KubeSpan peer status includes following information:
- the actual endpoint used for peer communication
- link state:
unknown: the endpoint was just changed, link state is not known yet
up: there is a recent handshake from the peer
down: there is no handshake from the peer
- number of bytes sent/received over the Wireguard link with the peer
If the connection state goes
down, Talos will be cycling through the available endpoints until it finds the one which works.
Peer status information is updated every 30 seconds.
A node’s WireGuard endpoints (peer addresses) can be obtained with:
$ talosctl get kubespanendpoints
ID VERSION ENDPOINT AFFILIATE ID
06D9QQOydzKrOL7oeLiqHy9OWE8KtmJzZII2A5/FLFI= 1 172.20.0.3:51820 2VfX3nu67ZtZPl57IdJrU87BMjVWkSBJiL9ulP9TCnF
THtfKtfNnzJs1nMQKs5IXqK0DFXmM//0WMY+NnaZrhU= 1 172.20.0.4:51820 b3DebkPaCRLTLLWaeRF1ejGaR0lK3m79jRJcPn0mfA6C
nVHu7l13uZyk0AaI1WuzL2/48iG8af4WRv+LWmAax1M= 1 172.20.0.6:51820 NVtfu1bT1QjhNq5xJFUZl8f8I8LOCnnpGrZfPpdN9WlB
zXP0QeqRo+CBgDH1uOBiQ8tA+AKEQP9hWkqmkE/oDlc= 1 172.20.0.5:51820 6EVq8RHIne03LeZiJ60WsJcoQOtttw1ejvTS6SOBzhUA
The endpoint ID is the base64 encoded WireGuard public key.
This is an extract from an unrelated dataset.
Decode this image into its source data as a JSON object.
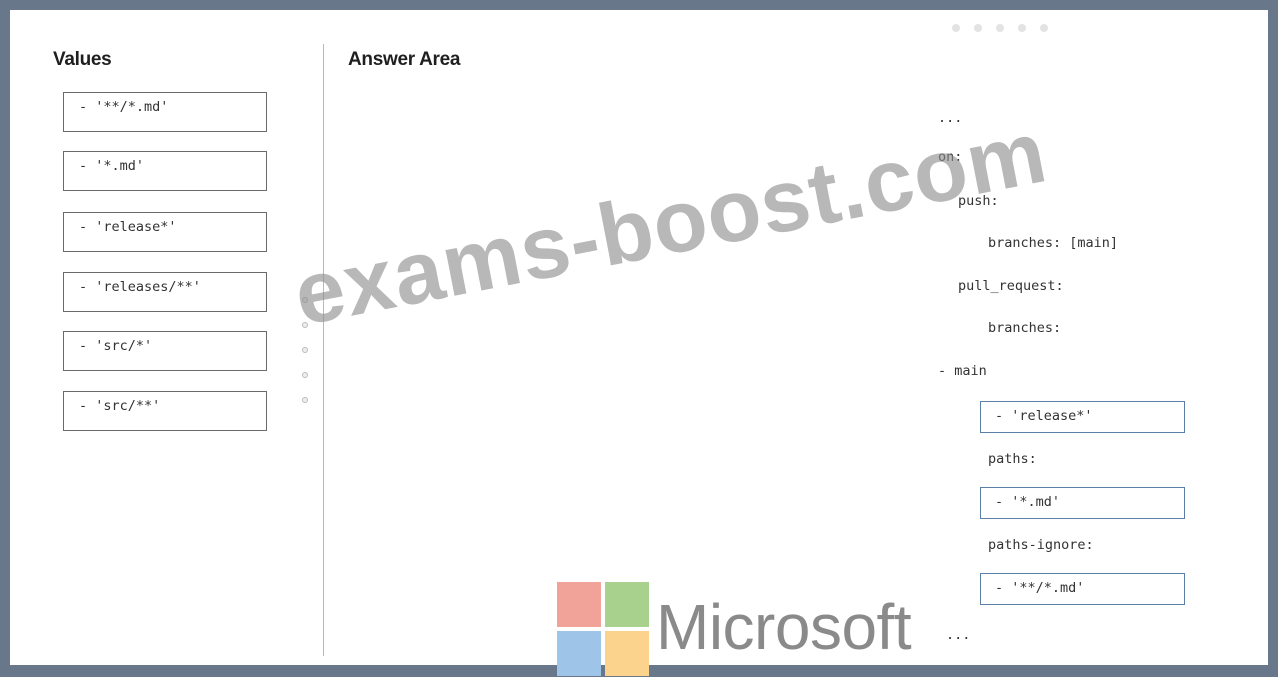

The observed endpoints are submitted back to the discovery service (if enabled) so that other peers can try additional endpoints to establish the connection.